TASK STATEMENT
Among the entries, find each line that includes the string "screenshot" and list it.

Extracted data entries
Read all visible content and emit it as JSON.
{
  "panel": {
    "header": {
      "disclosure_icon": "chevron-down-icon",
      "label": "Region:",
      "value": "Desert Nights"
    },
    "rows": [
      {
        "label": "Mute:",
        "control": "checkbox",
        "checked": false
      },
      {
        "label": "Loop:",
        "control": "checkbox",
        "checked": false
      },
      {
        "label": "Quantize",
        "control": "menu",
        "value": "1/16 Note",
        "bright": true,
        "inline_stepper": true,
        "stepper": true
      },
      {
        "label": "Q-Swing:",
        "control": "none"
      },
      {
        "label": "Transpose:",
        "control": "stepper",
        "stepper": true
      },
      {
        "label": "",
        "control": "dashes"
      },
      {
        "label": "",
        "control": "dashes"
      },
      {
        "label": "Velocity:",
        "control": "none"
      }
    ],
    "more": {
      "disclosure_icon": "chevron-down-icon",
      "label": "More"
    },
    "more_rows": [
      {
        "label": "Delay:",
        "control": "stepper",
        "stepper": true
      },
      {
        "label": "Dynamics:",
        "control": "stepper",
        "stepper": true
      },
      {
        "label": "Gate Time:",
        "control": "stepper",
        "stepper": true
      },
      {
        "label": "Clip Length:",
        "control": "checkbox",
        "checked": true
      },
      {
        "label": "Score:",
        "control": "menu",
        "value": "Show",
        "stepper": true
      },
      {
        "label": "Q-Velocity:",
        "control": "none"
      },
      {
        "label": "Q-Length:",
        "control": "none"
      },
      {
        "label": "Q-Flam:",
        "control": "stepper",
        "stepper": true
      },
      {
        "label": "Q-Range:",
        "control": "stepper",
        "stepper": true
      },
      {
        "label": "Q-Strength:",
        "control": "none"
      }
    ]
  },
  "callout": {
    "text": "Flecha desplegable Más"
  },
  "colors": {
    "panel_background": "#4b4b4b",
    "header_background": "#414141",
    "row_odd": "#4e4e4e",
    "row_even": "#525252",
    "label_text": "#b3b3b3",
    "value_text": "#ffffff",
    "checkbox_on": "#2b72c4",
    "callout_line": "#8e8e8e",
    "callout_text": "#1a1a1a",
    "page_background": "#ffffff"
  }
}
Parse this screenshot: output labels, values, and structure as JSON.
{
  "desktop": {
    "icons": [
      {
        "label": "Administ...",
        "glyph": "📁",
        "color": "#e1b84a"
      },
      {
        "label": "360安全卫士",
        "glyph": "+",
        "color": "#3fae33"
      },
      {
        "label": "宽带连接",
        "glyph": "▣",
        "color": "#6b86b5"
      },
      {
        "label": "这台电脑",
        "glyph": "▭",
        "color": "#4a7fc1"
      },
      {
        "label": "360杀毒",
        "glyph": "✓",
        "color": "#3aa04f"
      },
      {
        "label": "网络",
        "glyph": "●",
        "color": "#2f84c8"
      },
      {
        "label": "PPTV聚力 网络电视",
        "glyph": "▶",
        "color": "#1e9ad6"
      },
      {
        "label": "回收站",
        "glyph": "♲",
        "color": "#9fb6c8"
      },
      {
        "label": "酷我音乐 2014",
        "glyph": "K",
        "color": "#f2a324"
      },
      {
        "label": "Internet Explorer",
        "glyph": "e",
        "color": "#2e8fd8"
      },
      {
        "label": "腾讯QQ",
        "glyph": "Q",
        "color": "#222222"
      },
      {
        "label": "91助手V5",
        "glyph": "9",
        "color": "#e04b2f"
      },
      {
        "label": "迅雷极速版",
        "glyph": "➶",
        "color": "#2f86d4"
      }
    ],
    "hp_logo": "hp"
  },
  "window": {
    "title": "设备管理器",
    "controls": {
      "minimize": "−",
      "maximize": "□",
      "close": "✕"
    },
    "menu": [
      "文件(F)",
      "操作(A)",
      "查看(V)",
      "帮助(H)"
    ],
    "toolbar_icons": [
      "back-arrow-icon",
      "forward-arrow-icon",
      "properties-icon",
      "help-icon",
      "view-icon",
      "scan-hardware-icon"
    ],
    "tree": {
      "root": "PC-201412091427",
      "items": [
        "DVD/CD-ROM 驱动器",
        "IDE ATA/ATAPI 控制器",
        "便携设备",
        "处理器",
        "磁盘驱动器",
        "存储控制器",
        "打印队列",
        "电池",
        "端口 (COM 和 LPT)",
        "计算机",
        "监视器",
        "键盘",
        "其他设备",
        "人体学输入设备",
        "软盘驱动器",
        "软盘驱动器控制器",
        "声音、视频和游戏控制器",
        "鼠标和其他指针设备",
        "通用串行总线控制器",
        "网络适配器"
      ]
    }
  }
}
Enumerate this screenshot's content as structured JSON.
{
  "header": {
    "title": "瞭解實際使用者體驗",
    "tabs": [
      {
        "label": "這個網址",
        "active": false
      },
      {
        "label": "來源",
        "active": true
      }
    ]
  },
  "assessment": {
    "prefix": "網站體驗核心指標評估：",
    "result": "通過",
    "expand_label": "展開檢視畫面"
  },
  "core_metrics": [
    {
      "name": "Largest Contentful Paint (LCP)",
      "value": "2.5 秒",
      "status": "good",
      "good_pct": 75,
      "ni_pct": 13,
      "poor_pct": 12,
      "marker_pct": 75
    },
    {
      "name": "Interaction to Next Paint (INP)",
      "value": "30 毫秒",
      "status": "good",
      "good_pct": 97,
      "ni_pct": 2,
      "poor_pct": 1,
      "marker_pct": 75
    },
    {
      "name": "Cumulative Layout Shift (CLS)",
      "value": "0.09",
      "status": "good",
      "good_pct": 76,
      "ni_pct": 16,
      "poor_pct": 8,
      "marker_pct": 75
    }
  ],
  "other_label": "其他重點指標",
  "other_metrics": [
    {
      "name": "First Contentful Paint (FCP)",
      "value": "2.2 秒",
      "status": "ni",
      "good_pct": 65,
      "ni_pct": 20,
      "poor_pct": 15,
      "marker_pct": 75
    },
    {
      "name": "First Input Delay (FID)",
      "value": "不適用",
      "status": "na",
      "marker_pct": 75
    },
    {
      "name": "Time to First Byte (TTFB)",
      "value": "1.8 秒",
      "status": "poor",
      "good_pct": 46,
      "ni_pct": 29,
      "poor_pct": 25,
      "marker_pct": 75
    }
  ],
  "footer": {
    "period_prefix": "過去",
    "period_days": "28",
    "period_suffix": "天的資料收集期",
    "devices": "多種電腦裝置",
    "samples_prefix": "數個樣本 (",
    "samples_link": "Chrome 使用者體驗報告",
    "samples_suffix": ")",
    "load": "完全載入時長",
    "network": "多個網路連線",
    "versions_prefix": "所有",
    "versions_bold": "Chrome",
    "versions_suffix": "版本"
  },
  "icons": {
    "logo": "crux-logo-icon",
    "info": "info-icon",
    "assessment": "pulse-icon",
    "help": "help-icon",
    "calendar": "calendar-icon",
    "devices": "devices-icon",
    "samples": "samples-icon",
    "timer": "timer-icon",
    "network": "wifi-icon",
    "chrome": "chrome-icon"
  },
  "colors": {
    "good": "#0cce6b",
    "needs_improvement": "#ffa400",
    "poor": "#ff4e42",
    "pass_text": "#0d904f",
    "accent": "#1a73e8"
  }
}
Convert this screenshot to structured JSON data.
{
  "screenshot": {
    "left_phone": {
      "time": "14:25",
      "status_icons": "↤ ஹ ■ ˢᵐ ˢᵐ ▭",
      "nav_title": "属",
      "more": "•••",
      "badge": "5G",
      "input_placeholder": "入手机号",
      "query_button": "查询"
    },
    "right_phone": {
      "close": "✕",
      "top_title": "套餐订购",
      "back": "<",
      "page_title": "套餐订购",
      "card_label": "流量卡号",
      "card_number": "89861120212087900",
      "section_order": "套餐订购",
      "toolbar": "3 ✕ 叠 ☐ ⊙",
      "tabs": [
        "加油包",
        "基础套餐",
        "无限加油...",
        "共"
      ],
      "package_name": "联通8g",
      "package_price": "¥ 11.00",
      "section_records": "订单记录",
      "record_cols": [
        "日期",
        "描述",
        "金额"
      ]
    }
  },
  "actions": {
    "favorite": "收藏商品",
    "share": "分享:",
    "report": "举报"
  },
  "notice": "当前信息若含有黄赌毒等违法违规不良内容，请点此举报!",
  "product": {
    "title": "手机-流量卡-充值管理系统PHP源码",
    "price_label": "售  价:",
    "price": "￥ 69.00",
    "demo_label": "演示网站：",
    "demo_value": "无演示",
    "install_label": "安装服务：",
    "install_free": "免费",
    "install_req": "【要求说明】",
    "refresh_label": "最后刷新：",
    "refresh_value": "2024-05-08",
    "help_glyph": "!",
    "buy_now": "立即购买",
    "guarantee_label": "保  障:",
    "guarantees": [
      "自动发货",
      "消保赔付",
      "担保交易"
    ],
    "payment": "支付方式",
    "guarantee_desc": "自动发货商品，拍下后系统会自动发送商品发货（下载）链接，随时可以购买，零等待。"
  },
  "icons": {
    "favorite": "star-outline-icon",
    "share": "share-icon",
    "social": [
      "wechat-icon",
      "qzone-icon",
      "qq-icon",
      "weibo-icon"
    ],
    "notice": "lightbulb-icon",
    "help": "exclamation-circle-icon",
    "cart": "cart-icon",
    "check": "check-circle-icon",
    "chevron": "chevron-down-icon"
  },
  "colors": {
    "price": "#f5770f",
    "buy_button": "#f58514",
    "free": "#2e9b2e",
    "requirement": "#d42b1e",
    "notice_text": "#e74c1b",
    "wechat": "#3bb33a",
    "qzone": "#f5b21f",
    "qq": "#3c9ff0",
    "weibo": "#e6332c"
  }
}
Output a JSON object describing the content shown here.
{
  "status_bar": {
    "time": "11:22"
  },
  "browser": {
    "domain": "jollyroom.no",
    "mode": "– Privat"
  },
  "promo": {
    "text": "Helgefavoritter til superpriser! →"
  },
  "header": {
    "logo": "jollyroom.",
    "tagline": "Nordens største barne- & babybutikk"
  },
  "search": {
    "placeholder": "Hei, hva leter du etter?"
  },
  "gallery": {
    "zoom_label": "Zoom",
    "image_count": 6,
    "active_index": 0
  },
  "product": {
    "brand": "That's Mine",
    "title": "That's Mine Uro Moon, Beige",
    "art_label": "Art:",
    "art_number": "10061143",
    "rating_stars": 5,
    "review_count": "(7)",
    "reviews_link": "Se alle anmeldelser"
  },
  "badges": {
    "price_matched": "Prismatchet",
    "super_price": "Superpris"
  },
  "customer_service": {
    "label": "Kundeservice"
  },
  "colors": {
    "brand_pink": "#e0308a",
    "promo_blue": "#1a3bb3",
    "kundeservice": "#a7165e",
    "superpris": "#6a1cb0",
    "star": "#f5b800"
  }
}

WRITTEN RESPONSE
Parse this screenshot: output labels, values, and structure as JSON.
Enumerate this screenshot's content as structured JSON.
Convert this screenshot to structured JSON data.
  "screenshot": {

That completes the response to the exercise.